Writing bids for contracts takes time, investment and resources, but by enabling suppliers to create bid text more quickly, generative AI will likely lead to more firms bidding for more contracts. This could lower barriers to entry for suppliers that may otherwise lack the resources to apply for government contracts, leading to more competition and better outcomes for government. But it is also likely to mean government having to process a larger volume of bids, and creates the risk of suppliers submitting more speculative bids due to the lower effort required.
So what impact will reducing the bureaucratic burden of bid writing have on suppliers? Will this help government secure value for money through procurement? What can government do to prepare for a higher number of bids? And what are the possible downsides of the increased use of generative AI in the procurement process?
To discuss these questions, the Institute for Government gathered an expert panel including:
- Richard Allan, Member of the House of Lords
- Einav Ben-Yehuda, Chief Commercial Officer at the Department for Environment, Food and Rural Affairs
- Sally Guyer, Global CEO of World Commerce and Contracting
- Kate Steadman, Group Strategy & Communications Director at Serco
- Sean Williams, Chief Executive of AutogenAI

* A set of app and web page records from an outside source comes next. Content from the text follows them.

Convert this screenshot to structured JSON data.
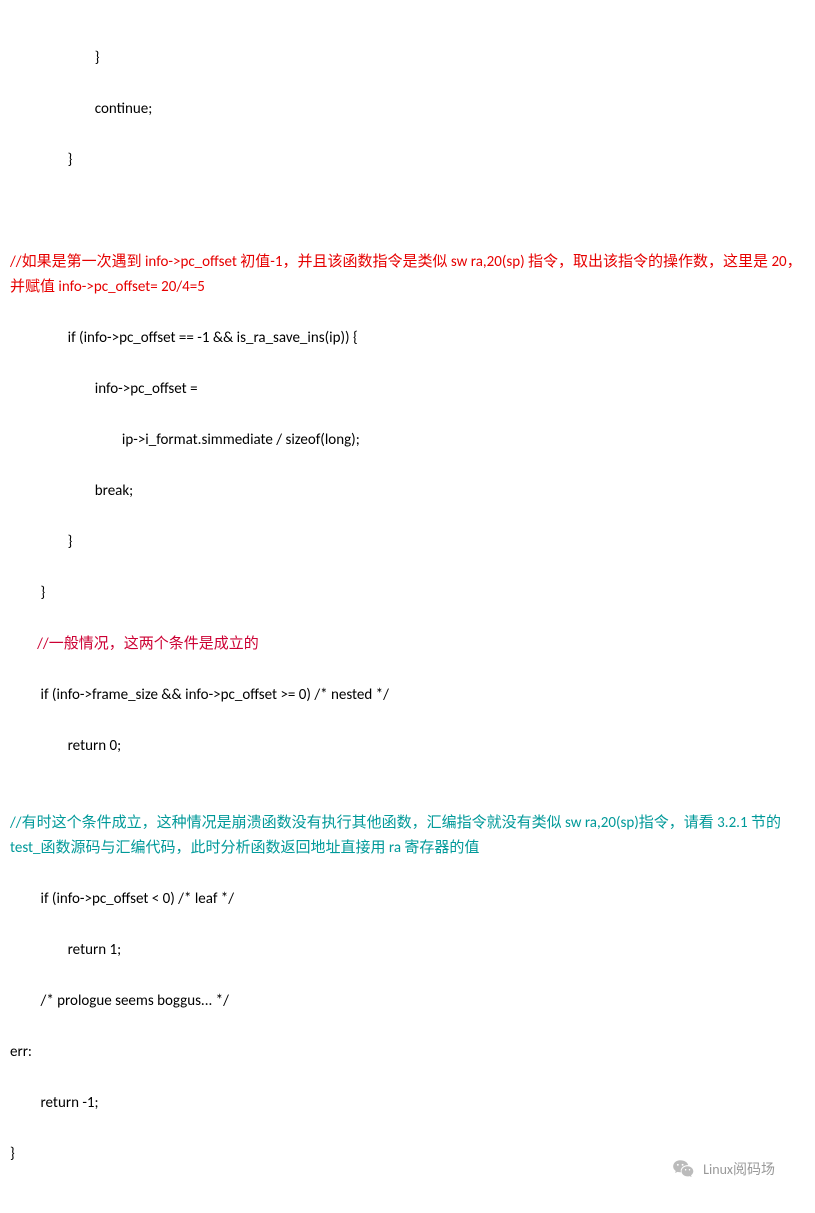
{
  "lines": {
    "l1": "                         }",
    "l2": "                         continue;",
    "l3": "                 }",
    "blank1": "",
    "blank2": "",
    "red_comment": "       //如果是第一次遇到 info->pc_offset 初值-1，并且该函数指令是类似 sw      ra,20(sp)  指令，取出该指令的操作数，这里是 20，并赋值 info->pc_offset= 20/4=5",
    "l4": "                 if (info->pc_offset == -1 && is_ra_save_ins(ip)) {",
    "l5": "                         info->pc_offset =",
    "l6": "                                 ip->i_format.simmediate / sizeof(long);",
    "l7": "                         break;",
    "l8": "                 }",
    "l9": "         }",
    "darkred_comment": "        //一般情况，这两个条件是成立的",
    "l10": "         if (info->frame_size && info->pc_offset >= 0) /* nested */",
    "l11": "                 return 0;",
    "blank3": "",
    "teal_comment": "        //有时这个条件成立，这种情况是崩溃函数没有执行其他函数，汇编指令就没有类似 sw      ra,20(sp)指令，请看 3.2.1 节的 test_函数源码与汇编代码，此时分析函数返回地址直接用 ra 寄存器的值",
    "l12": "         if (info->pc_offset < 0) /* leaf */",
    "l13": "                 return 1;",
    "l14": "         /* prologue seems boggus... */",
    "l15": "err:",
    "l16": "         return -1;",
    "l17": "}"
  },
  "watermark": {
    "text": "Linux阅码场"
  }
}
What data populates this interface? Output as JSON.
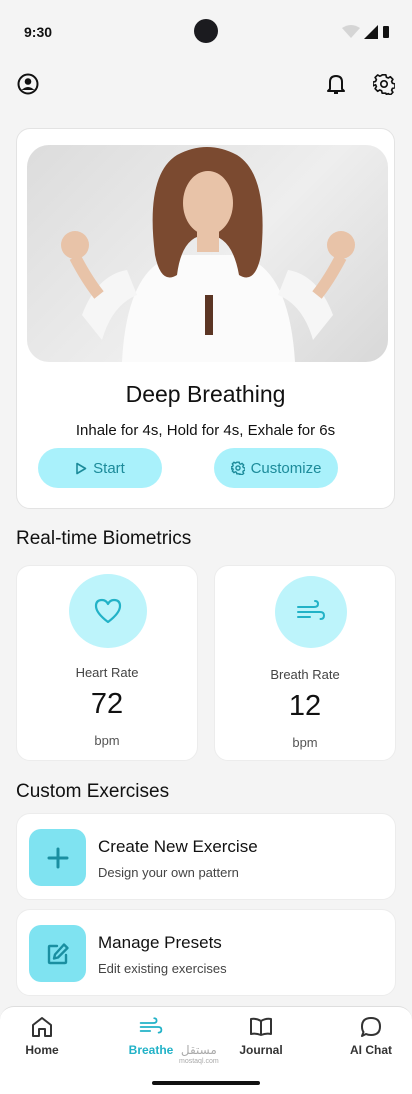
{
  "status_bar": {
    "time": "9:30"
  },
  "hero": {
    "title": "Deep Breathing",
    "subtitle": "Inhale for 4s, Hold for 4s, Exhale for 6s",
    "start_label": "Start",
    "customize_label": "Customize"
  },
  "biometrics": {
    "section_title": "Real-time Biometrics",
    "cards": [
      {
        "label": "Heart Rate",
        "value": "72",
        "unit": "bpm",
        "icon": "heart-icon"
      },
      {
        "label": "Breath Rate",
        "value": "12",
        "unit": "bpm",
        "icon": "wind-icon"
      }
    ]
  },
  "custom": {
    "section_title": "Custom Exercises",
    "items": [
      {
        "title": "Create New Exercise",
        "subtitle": "Design your own pattern",
        "icon": "plus-icon"
      },
      {
        "title": "Manage Presets",
        "subtitle": "Edit existing exercises",
        "icon": "edit-icon"
      }
    ]
  },
  "nav": {
    "items": [
      {
        "label": "Home",
        "icon": "home-icon",
        "active": false
      },
      {
        "label": "Breathe",
        "icon": "wind-icon",
        "active": true
      },
      {
        "label": "Journal",
        "icon": "book-icon",
        "active": false
      },
      {
        "label": "AI Chat",
        "icon": "chat-icon",
        "active": false
      }
    ],
    "watermark": "مستقل",
    "watermark_sub": "mostaql.com"
  },
  "colors": {
    "accent": "#22b2c7",
    "pill_bg": "#a9f1fb",
    "icon_tile": "#7fe3f1",
    "background": "#f4f4f4"
  }
}
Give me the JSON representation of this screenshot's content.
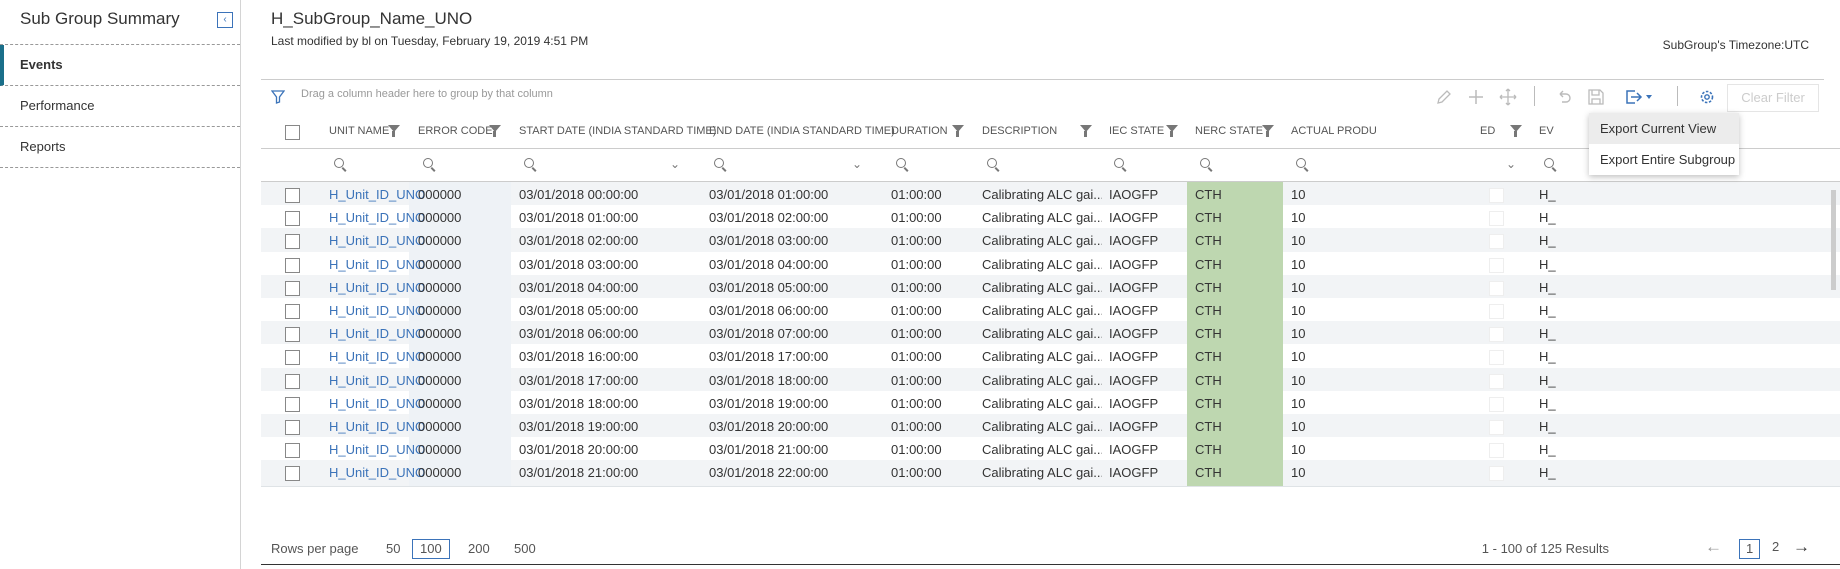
{
  "sidebar": {
    "title": "Sub Group Summary",
    "items": [
      {
        "label": "Events",
        "active": true
      },
      {
        "label": "Performance",
        "active": false
      },
      {
        "label": "Reports",
        "active": false
      }
    ]
  },
  "header": {
    "title": "H_SubGroup_Name_UNO",
    "subtitle": "Last modified by bl on Tuesday, February 19, 2019 4:51 PM",
    "timezone": "SubGroup's Timezone:UTC"
  },
  "toolbar": {
    "group_hint": "Drag a column header here to group by that column",
    "clear_filter": "Clear Filter"
  },
  "export_menu": {
    "items": [
      "Export Current View",
      "Export Entire Subgroup"
    ]
  },
  "columns": [
    "UNIT NAME",
    "ERROR CODE",
    "START DATE (INDIA STANDARD TIME)",
    "END DATE (INDIA STANDARD TIME)",
    "DURATION",
    "DESCRIPTION",
    "IEC STATE",
    "NERC STATE",
    "ACTUAL PRODU",
    "ED",
    "EV"
  ],
  "rows": [
    {
      "unit": "H_Unit_ID_UNO",
      "code": "000000",
      "start": "03/01/2018 00:00:00",
      "end": "03/01/2018 01:00:00",
      "duration": "01:00:00",
      "desc": "Calibrating ALC gai...",
      "iec": "IAOGFP",
      "nerc": "CTH",
      "actual": "10",
      "ev": "H_"
    },
    {
      "unit": "H_Unit_ID_UNO",
      "code": "000000",
      "start": "03/01/2018 01:00:00",
      "end": "03/01/2018 02:00:00",
      "duration": "01:00:00",
      "desc": "Calibrating ALC gai...",
      "iec": "IAOGFP",
      "nerc": "CTH",
      "actual": "10",
      "ev": "H_"
    },
    {
      "unit": "H_Unit_ID_UNO",
      "code": "000000",
      "start": "03/01/2018 02:00:00",
      "end": "03/01/2018 03:00:00",
      "duration": "01:00:00",
      "desc": "Calibrating ALC gai...",
      "iec": "IAOGFP",
      "nerc": "CTH",
      "actual": "10",
      "ev": "H_"
    },
    {
      "unit": "H_Unit_ID_UNO",
      "code": "000000",
      "start": "03/01/2018 03:00:00",
      "end": "03/01/2018 04:00:00",
      "duration": "01:00:00",
      "desc": "Calibrating ALC gai...",
      "iec": "IAOGFP",
      "nerc": "CTH",
      "actual": "10",
      "ev": "H_"
    },
    {
      "unit": "H_Unit_ID_UNO",
      "code": "000000",
      "start": "03/01/2018 04:00:00",
      "end": "03/01/2018 05:00:00",
      "duration": "01:00:00",
      "desc": "Calibrating ALC gai...",
      "iec": "IAOGFP",
      "nerc": "CTH",
      "actual": "10",
      "ev": "H_"
    },
    {
      "unit": "H_Unit_ID_UNO",
      "code": "000000",
      "start": "03/01/2018 05:00:00",
      "end": "03/01/2018 06:00:00",
      "duration": "01:00:00",
      "desc": "Calibrating ALC gai...",
      "iec": "IAOGFP",
      "nerc": "CTH",
      "actual": "10",
      "ev": "H_"
    },
    {
      "unit": "H_Unit_ID_UNO",
      "code": "000000",
      "start": "03/01/2018 06:00:00",
      "end": "03/01/2018 07:00:00",
      "duration": "01:00:00",
      "desc": "Calibrating ALC gai...",
      "iec": "IAOGFP",
      "nerc": "CTH",
      "actual": "10",
      "ev": "H_"
    },
    {
      "unit": "H_Unit_ID_UNO",
      "code": "000000",
      "start": "03/01/2018 16:00:00",
      "end": "03/01/2018 17:00:00",
      "duration": "01:00:00",
      "desc": "Calibrating ALC gai...",
      "iec": "IAOGFP",
      "nerc": "CTH",
      "actual": "10",
      "ev": "H_"
    },
    {
      "unit": "H_Unit_ID_UNO",
      "code": "000000",
      "start": "03/01/2018 17:00:00",
      "end": "03/01/2018 18:00:00",
      "duration": "01:00:00",
      "desc": "Calibrating ALC gai...",
      "iec": "IAOGFP",
      "nerc": "CTH",
      "actual": "10",
      "ev": "H_"
    },
    {
      "unit": "H_Unit_ID_UNO",
      "code": "000000",
      "start": "03/01/2018 18:00:00",
      "end": "03/01/2018 19:00:00",
      "duration": "01:00:00",
      "desc": "Calibrating ALC gai...",
      "iec": "IAOGFP",
      "nerc": "CTH",
      "actual": "10",
      "ev": "H_"
    },
    {
      "unit": "H_Unit_ID_UNO",
      "code": "000000",
      "start": "03/01/2018 19:00:00",
      "end": "03/01/2018 20:00:00",
      "duration": "01:00:00",
      "desc": "Calibrating ALC gai...",
      "iec": "IAOGFP",
      "nerc": "CTH",
      "actual": "10",
      "ev": "H_"
    },
    {
      "unit": "H_Unit_ID_UNO",
      "code": "000000",
      "start": "03/01/2018 20:00:00",
      "end": "03/01/2018 21:00:00",
      "duration": "01:00:00",
      "desc": "Calibrating ALC gai...",
      "iec": "IAOGFP",
      "nerc": "CTH",
      "actual": "10",
      "ev": "H_"
    },
    {
      "unit": "H_Unit_ID_UNO",
      "code": "000000",
      "start": "03/01/2018 21:00:00",
      "end": "03/01/2018 22:00:00",
      "duration": "01:00:00",
      "desc": "Calibrating ALC gai...",
      "iec": "IAOGFP",
      "nerc": "CTH",
      "actual": "10",
      "ev": "H_"
    }
  ],
  "footer": {
    "rows_per_page_label": "Rows per page",
    "page_sizes": [
      "50",
      "100",
      "200",
      "500"
    ],
    "selected_page_size": "100",
    "results": "1 - 100 of 125 Results",
    "pages": [
      "1",
      "2"
    ],
    "current_page": "1"
  },
  "colors": {
    "accent": "#3b73b9",
    "nerc_bg": "#bed7b0",
    "sidebar_active": "#1a6f8a"
  }
}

The event was chaired by Nick Davies, Programme Director at the Institute for Government.
We would like to thank Autogen AI for supporting this event.